Task: Scan the entries below for the word "субпортфеля". Copy each line that has it.
=== Section Start ===
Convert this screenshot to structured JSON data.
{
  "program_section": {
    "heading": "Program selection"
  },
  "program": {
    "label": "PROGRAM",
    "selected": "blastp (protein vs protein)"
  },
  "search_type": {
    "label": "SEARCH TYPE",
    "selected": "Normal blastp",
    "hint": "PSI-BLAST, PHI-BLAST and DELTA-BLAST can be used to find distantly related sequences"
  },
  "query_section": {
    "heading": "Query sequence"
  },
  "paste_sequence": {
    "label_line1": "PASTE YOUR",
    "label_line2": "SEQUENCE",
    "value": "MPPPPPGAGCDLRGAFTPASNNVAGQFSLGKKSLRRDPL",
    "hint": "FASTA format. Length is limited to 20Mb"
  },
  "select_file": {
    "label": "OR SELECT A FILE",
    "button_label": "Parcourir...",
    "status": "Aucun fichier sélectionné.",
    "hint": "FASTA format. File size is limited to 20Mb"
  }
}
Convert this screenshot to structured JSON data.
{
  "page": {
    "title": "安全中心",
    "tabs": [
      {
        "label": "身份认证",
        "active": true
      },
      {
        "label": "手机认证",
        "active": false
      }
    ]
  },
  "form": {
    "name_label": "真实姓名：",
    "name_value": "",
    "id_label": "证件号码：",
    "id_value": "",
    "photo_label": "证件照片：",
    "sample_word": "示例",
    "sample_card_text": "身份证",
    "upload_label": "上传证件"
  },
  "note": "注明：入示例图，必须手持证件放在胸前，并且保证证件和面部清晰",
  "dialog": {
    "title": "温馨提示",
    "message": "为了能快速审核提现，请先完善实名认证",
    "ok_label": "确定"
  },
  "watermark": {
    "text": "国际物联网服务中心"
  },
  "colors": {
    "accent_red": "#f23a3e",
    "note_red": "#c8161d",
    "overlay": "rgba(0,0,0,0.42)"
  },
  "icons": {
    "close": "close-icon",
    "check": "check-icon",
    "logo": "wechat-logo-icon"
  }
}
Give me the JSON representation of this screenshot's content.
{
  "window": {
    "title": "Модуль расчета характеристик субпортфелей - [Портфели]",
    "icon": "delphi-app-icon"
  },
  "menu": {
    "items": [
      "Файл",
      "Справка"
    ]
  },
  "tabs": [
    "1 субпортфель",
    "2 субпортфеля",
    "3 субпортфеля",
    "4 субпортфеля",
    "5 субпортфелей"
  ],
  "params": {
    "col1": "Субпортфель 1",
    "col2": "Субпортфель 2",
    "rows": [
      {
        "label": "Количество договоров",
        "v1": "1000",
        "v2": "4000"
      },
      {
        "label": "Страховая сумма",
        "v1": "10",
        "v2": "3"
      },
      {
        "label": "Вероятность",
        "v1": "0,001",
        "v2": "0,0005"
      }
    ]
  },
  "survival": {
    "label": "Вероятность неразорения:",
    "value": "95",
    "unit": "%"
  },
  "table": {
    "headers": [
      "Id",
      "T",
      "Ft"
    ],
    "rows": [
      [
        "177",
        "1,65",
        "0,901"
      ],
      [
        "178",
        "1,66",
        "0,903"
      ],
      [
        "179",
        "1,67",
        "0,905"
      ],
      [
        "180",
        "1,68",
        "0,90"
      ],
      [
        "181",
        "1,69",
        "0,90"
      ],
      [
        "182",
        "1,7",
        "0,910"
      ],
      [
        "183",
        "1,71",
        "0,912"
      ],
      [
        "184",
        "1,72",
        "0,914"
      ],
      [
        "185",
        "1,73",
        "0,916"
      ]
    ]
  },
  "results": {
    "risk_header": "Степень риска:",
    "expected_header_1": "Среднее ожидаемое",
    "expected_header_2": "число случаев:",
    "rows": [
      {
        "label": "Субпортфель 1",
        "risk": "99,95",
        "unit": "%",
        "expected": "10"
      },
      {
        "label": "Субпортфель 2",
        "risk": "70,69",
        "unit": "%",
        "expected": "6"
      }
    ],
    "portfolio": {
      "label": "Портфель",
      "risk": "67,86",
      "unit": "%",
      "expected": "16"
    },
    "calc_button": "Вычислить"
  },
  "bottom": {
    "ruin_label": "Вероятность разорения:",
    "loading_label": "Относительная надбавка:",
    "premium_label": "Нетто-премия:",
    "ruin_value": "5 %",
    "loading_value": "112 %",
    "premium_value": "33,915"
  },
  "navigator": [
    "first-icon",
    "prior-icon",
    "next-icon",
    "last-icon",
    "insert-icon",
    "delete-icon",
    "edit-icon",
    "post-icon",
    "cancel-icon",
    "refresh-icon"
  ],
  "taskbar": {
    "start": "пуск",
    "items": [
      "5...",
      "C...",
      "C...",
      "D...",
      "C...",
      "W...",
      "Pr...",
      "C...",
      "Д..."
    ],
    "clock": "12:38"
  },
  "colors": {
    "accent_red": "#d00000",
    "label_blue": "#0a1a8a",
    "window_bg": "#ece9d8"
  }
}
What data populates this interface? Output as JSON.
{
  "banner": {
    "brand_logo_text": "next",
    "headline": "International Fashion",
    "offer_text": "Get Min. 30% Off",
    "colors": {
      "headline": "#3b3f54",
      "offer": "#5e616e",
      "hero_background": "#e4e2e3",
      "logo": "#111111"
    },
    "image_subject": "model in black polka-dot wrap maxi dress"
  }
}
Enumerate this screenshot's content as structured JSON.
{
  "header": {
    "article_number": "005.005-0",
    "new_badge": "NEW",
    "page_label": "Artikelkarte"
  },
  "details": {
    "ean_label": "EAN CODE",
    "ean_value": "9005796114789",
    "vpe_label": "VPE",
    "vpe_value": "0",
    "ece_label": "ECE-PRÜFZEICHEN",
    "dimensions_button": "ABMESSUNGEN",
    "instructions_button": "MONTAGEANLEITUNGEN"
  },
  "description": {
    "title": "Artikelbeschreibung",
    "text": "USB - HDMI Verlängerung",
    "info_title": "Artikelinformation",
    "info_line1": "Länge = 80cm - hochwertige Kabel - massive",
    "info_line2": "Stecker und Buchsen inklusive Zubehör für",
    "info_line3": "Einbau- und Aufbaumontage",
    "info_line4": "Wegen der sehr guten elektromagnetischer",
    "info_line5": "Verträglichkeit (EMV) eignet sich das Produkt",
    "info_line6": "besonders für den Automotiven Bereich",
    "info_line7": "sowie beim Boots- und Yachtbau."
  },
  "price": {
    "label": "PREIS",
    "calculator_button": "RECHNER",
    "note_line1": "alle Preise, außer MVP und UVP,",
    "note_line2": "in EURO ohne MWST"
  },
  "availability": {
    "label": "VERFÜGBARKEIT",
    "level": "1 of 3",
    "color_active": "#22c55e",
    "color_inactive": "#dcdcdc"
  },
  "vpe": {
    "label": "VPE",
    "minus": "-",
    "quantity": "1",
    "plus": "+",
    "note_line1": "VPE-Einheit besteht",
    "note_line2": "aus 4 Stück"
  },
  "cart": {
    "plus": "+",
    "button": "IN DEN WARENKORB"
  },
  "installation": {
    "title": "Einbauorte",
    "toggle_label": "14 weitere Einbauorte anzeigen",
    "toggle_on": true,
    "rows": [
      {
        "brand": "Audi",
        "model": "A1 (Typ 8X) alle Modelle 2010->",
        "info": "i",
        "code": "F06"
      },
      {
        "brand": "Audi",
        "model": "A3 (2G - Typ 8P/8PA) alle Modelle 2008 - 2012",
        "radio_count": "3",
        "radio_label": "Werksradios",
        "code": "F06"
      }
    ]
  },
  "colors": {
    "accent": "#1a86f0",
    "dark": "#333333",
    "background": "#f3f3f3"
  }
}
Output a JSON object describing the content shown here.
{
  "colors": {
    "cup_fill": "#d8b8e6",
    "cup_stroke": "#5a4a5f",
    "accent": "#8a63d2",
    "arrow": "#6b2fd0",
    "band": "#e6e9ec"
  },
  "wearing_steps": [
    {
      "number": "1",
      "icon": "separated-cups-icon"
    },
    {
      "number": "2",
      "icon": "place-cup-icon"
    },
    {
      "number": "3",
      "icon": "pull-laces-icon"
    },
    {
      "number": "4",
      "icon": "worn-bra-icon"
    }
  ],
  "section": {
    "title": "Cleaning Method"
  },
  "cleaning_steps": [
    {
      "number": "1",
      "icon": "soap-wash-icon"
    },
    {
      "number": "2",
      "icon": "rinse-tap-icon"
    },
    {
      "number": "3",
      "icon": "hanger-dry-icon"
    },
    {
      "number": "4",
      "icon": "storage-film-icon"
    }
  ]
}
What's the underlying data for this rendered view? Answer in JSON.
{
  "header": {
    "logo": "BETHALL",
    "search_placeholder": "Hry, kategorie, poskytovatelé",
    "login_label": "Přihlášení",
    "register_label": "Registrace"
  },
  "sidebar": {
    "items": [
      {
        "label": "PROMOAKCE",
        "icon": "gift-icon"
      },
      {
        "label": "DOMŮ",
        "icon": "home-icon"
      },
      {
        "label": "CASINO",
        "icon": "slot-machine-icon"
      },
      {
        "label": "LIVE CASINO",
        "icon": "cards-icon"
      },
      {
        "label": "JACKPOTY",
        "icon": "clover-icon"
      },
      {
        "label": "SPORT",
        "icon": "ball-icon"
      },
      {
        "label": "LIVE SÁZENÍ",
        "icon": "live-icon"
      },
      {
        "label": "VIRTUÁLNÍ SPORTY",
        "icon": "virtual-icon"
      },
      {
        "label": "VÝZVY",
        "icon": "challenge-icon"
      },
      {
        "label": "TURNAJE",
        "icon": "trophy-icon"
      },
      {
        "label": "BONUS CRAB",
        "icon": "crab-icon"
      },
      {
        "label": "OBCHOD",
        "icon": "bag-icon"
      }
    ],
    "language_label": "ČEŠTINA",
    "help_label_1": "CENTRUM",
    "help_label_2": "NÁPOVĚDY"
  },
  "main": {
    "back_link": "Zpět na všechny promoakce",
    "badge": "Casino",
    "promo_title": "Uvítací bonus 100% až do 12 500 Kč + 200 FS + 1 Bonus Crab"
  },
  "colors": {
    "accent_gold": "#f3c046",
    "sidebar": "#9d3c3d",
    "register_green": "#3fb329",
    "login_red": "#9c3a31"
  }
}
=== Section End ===
Expected output:
    "2 субпортфеля",
    "3 субпортфеля",
    "4 субпортфеля",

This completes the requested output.